### EXERCISE BRIEF
Repeat the whole listing below precisely. Omit all pictures.

### PROVIDED INFORMATION
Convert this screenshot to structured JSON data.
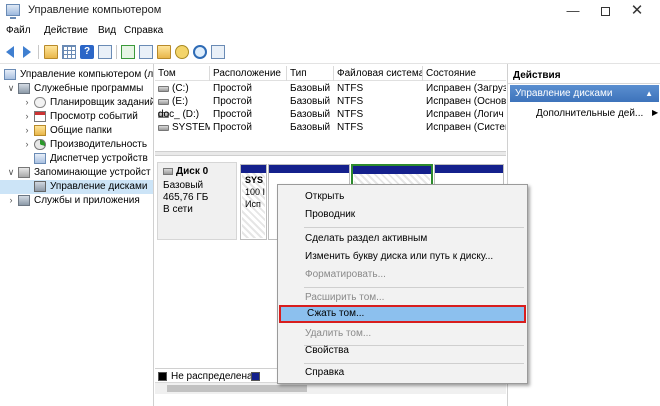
{
  "window": {
    "title": "Управление компьютером",
    "minimize": "—",
    "close": "✕"
  },
  "menu": [
    "Файл",
    "Действие",
    "Вид",
    "Справка"
  ],
  "tree": [
    {
      "label": "Управление компьютером (л",
      "toggle": "",
      "depth": 0
    },
    {
      "label": "Служебные программы",
      "toggle": "∨",
      "depth": 1
    },
    {
      "label": "Планировщик заданий",
      "toggle": "›",
      "depth": 2
    },
    {
      "label": "Просмотр событий",
      "toggle": "›",
      "depth": 2
    },
    {
      "label": "Общие папки",
      "toggle": "›",
      "depth": 2
    },
    {
      "label": "Производительность",
      "toggle": "›",
      "depth": 2
    },
    {
      "label": "Диспетчер устройств",
      "toggle": "",
      "depth": 2
    },
    {
      "label": "Запоминающие устройст",
      "toggle": "∨",
      "depth": 1
    },
    {
      "label": "Управление дисками",
      "toggle": "",
      "depth": 2,
      "selected": true
    },
    {
      "label": "Службы и приложения",
      "toggle": "›",
      "depth": 1
    }
  ],
  "volumes": {
    "headers": [
      "Том",
      "Расположение",
      "Тип",
      "Файловая система",
      "Состояние"
    ],
    "rows": [
      [
        "(C:)",
        "Простой",
        "Базовый",
        "NTFS",
        "Исправен (Загруз"
      ],
      [
        "(E:)",
        "Простой",
        "Базовый",
        "NTFS",
        "Исправен (Основ"
      ],
      [
        "doc_ (D:)",
        "Простой",
        "Базовый",
        "NTFS",
        "Исправен (Логич"
      ],
      [
        "SYSTEM",
        "Простой",
        "Базовый",
        "NTFS",
        "Исправен (Систем"
      ]
    ]
  },
  "disk": {
    "name": "Диск 0",
    "type": "Базовый",
    "size": "465,76 ГБ",
    "status": "В сети",
    "partition_lines": [
      "SYS",
      "100 I",
      "Исп"
    ]
  },
  "legend": {
    "unallocated": "Не распределена",
    "unallocated_color": "#000000",
    "primary_color": "#14208c"
  },
  "actions": {
    "header": "Действия",
    "section": "Управление дисками",
    "section_caret": "▲",
    "item": "Дополнительные дей...",
    "item_arrow": "▶"
  },
  "context_menu": [
    {
      "label": "Открыть",
      "disabled": false
    },
    {
      "label": "Проводник",
      "disabled": false
    },
    {
      "sep": true
    },
    {
      "label": "Сделать раздел активным",
      "disabled": false
    },
    {
      "label": "Изменить букву диска или путь к диску...",
      "disabled": false
    },
    {
      "label": "Форматировать...",
      "disabled": true
    },
    {
      "sep": true
    },
    {
      "label": "Расширить том...",
      "disabled": true
    },
    {
      "label": "Сжать том...",
      "disabled": false,
      "highlighted": true
    },
    {
      "label": "Удалить том...",
      "disabled": true
    },
    {
      "sep": true
    },
    {
      "label": "Свойства",
      "disabled": false
    },
    {
      "sep": true
    },
    {
      "label": "Справка",
      "disabled": false
    }
  ],
  "icons": [
    "back-arrow-icon",
    "forward-arrow-icon",
    "up-folder-icon",
    "show-hide-tree-icon",
    "help-icon",
    "properties-icon",
    "refresh-icon",
    "export-icon",
    "open-folder-icon",
    "key-icon",
    "search-icon"
  ],
  "colors": {
    "selection": "#cce4f7",
    "actions_section": "#3d73bb",
    "highlight_item": "#8cc0ee",
    "highlight_border": "#d81e1e"
  }
}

### THE ANSWER
Convert this screenshot to structured JSON data.
{
  "window": {
    "title": "Управление компьютером",
    "minimize": "—",
    "close": "✕"
  },
  "menu": [
    "Файл",
    "Действие",
    "Вид",
    "Справка"
  ],
  "tree": [
    {
      "label": "Управление компьютером (л",
      "toggle": "",
      "depth": 0
    },
    {
      "label": "Служебные программы",
      "toggle": "∨",
      "depth": 1
    },
    {
      "label": "Планировщик заданий",
      "toggle": "›",
      "depth": 2
    },
    {
      "label": "Просмотр событий",
      "toggle": "›",
      "depth": 2
    },
    {
      "label": "Общие папки",
      "toggle": "›",
      "depth": 2
    },
    {
      "label": "Производительность",
      "toggle": "›",
      "depth": 2
    },
    {
      "label": "Диспетчер устройств",
      "toggle": "",
      "depth": 2
    },
    {
      "label": "Запоминающие устройст",
      "toggle": "∨",
      "depth": 1
    },
    {
      "label": "Управление дисками",
      "toggle": "",
      "depth": 2,
      "selected": true
    },
    {
      "label": "Службы и приложения",
      "toggle": "›",
      "depth": 1
    }
  ],
  "volumes": {
    "headers": [
      "Том",
      "Расположение",
      "Тип",
      "Файловая система",
      "Состояние"
    ],
    "rows": [
      [
        "(C:)",
        "Простой",
        "Базовый",
        "NTFS",
        "Исправен (Загруз"
      ],
      [
        "(E:)",
        "Простой",
        "Базовый",
        "NTFS",
        "Исправен (Основ"
      ],
      [
        "doc_ (D:)",
        "Простой",
        "Базовый",
        "NTFS",
        "Исправен (Логич"
      ],
      [
        "SYSTEM",
        "Простой",
        "Базовый",
        "NTFS",
        "Исправен (Систем"
      ]
    ]
  },
  "disk": {
    "name": "Диск 0",
    "type": "Базовый",
    "size": "465,76 ГБ",
    "status": "В сети",
    "partition_lines": [
      "SYS",
      "100 I",
      "Исп"
    ]
  },
  "legend": {
    "unallocated": "Не распределена",
    "unallocated_color": "#000000",
    "primary_color": "#14208c"
  },
  "actions": {
    "header": "Действия",
    "section": "Управление дисками",
    "section_caret": "▲",
    "item": "Дополнительные дей...",
    "item_arrow": "▶"
  },
  "context_menu": [
    {
      "label": "Открыть",
      "disabled": false
    },
    {
      "label": "Проводник",
      "disabled": false
    },
    {
      "sep": true
    },
    {
      "label": "Сделать раздел активным",
      "disabled": false
    },
    {
      "label": "Изменить букву диска или путь к диску...",
      "disabled": false
    },
    {
      "label": "Форматировать...",
      "disabled": true
    },
    {
      "sep": true
    },
    {
      "label": "Расширить том...",
      "disabled": true
    },
    {
      "label": "Сжать том...",
      "disabled": false,
      "highlighted": true
    },
    {
      "label": "Удалить том...",
      "disabled": true
    },
    {
      "sep": true
    },
    {
      "label": "Свойства",
      "disabled": false
    },
    {
      "sep": true
    },
    {
      "label": "Справка",
      "disabled": false
    }
  ],
  "icons": [
    "back-arrow-icon",
    "forward-arrow-icon",
    "up-folder-icon",
    "show-hide-tree-icon",
    "help-icon",
    "properties-icon",
    "refresh-icon",
    "export-icon",
    "open-folder-icon",
    "key-icon",
    "search-icon"
  ],
  "colors": {
    "selection": "#cce4f7",
    "actions_section": "#3d73bb",
    "highlight_item": "#8cc0ee",
    "highlight_border": "#d81e1e"
  }
}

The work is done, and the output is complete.